Daily use can cause a knife to lose its perfectly straight blade edge, making it less efficient at cutting. Somewhat contrary to its name, a sharpening steel is used for straightening or 'honing' a blade edge so it is kept in line. Chefs use sharpening steels every day to keep that perfectly straight profile and you can too. Holding the tip of the steel firmly to your work surface sweep the full length of the knife edge several times down the sharpening steel on each side at an angle to get a straight edge - the angle is 12 degrees for Japanese knives, 20 degrees for European style. Do this before each use or after cleaning to help keep your knives in good condition.
Tom recommends that the best way to sharpen your knives is with a traditional whetstone, which can be used with most kitchen knives. A combination whetstone has two grades of coarseness on each side, allowing you to sharpen and polish a blade edge. First soak your whetstone in water for 5-10 minutes, and then starting with the coarser grit, sweep your blade across the stone at an angle several times on each side to sharpen. Then, turn the whetstone over to the finer side and repeat for a honed, polished edge. You may need to resoak your whetstone during use.
Whilst it produces excellent results with practice, getting the correct angle for your knife blade can be a little tricky at first, so you can enlist the help of a whetstone guide to get that perfect 12 degrees angle for Japanese knives and 20 degrees for European blades. Simply slide the whetstone guide on to your blade and rest it on the whetstone as you sharpen.
For a simple way to keep knives sharp, a ceramic sharpening wheel is a good choice. The V shaped wheels create tiny micro-serrations on the blade to generate a fresh edge. A sharpening wheel is a good option for basic kitchen knives, but a whetstone is preferable for premium blades as it creates the perfectly smooth, sharp edge necessary for the best performance and proper maintenance.
Some chopping boards made from materials such as glass or marble can ruin a knife's cutting edge, so a far better choice is a wooden or nylon chopping board which allows some give when chopping.
Kitchen knives are used everyday and should be cleaned every time they are used.
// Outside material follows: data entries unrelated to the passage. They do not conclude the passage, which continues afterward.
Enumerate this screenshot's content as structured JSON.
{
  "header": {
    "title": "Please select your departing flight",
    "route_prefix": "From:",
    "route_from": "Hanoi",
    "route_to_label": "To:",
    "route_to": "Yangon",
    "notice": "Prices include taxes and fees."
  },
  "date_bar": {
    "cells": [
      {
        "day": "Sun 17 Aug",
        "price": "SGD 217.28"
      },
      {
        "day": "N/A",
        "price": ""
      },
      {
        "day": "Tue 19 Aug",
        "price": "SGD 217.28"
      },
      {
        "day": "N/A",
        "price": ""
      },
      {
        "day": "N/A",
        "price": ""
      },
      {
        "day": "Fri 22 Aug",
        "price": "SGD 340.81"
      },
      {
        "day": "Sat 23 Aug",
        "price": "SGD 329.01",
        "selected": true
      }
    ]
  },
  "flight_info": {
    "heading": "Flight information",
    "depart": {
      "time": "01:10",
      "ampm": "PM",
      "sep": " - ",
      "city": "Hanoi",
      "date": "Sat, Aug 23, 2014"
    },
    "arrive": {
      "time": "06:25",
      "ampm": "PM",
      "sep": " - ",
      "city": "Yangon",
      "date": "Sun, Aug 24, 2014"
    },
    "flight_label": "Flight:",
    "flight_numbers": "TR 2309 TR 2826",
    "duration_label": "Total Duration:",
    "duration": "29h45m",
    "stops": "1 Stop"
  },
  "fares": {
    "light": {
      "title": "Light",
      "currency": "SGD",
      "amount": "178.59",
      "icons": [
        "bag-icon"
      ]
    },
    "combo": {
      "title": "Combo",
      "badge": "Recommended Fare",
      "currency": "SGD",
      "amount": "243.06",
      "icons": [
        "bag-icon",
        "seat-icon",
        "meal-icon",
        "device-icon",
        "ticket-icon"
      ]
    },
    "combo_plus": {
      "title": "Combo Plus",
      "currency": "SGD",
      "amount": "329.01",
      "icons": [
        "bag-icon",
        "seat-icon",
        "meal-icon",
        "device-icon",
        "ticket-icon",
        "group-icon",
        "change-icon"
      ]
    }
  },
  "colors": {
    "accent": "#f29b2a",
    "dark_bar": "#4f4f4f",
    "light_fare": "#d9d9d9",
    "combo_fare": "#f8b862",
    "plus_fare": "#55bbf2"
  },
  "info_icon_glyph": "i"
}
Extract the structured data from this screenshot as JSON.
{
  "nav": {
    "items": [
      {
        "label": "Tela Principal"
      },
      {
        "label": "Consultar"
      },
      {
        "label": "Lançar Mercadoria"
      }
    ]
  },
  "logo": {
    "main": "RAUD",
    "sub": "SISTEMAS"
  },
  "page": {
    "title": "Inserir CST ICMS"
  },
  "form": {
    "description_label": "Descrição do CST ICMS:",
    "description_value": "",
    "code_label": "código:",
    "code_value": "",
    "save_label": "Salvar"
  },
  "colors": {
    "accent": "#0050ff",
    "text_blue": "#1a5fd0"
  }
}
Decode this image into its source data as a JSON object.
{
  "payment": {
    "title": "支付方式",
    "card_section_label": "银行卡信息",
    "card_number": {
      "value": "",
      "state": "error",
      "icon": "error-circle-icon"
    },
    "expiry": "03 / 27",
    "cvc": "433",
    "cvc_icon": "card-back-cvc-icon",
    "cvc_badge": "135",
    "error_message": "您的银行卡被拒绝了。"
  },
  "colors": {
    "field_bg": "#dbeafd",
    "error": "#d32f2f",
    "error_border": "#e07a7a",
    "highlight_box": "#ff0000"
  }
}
The worst thing you can do for your knives is put them in a dishwasher as the heat and detergents can corrode the blades.
This advice applies to wooden handled knives in particular as the wood can split or shrink. Simply rinse your knife blade in lukewarm water and use a gentle detergent and a soft cloth. Once washed dry your knife blade thoroughly before storage.
Knife storage is sometimes overlooked but can really make a difference to the longevity of your knives. Storing knives properly ensures blades are not dulled or damaged by knocking against each other and it keeps hands safe as blades are protected.
It's worth investing in good knife storage and there is a huge variety of styles and designs of knife storage to choose from including attractive countertop knife blocks, in-drawer storage, magnetic wall mounted knife racks and smart flexible knife cases that enable you to transport your knives safely. Tom's choice for his Damascus 67 knives is this stunning Walnut Knife Block which looks great out on display.
Optimised for exceptional quality and performance, our Damascus 67 knife range helps you achieve professional culinary results.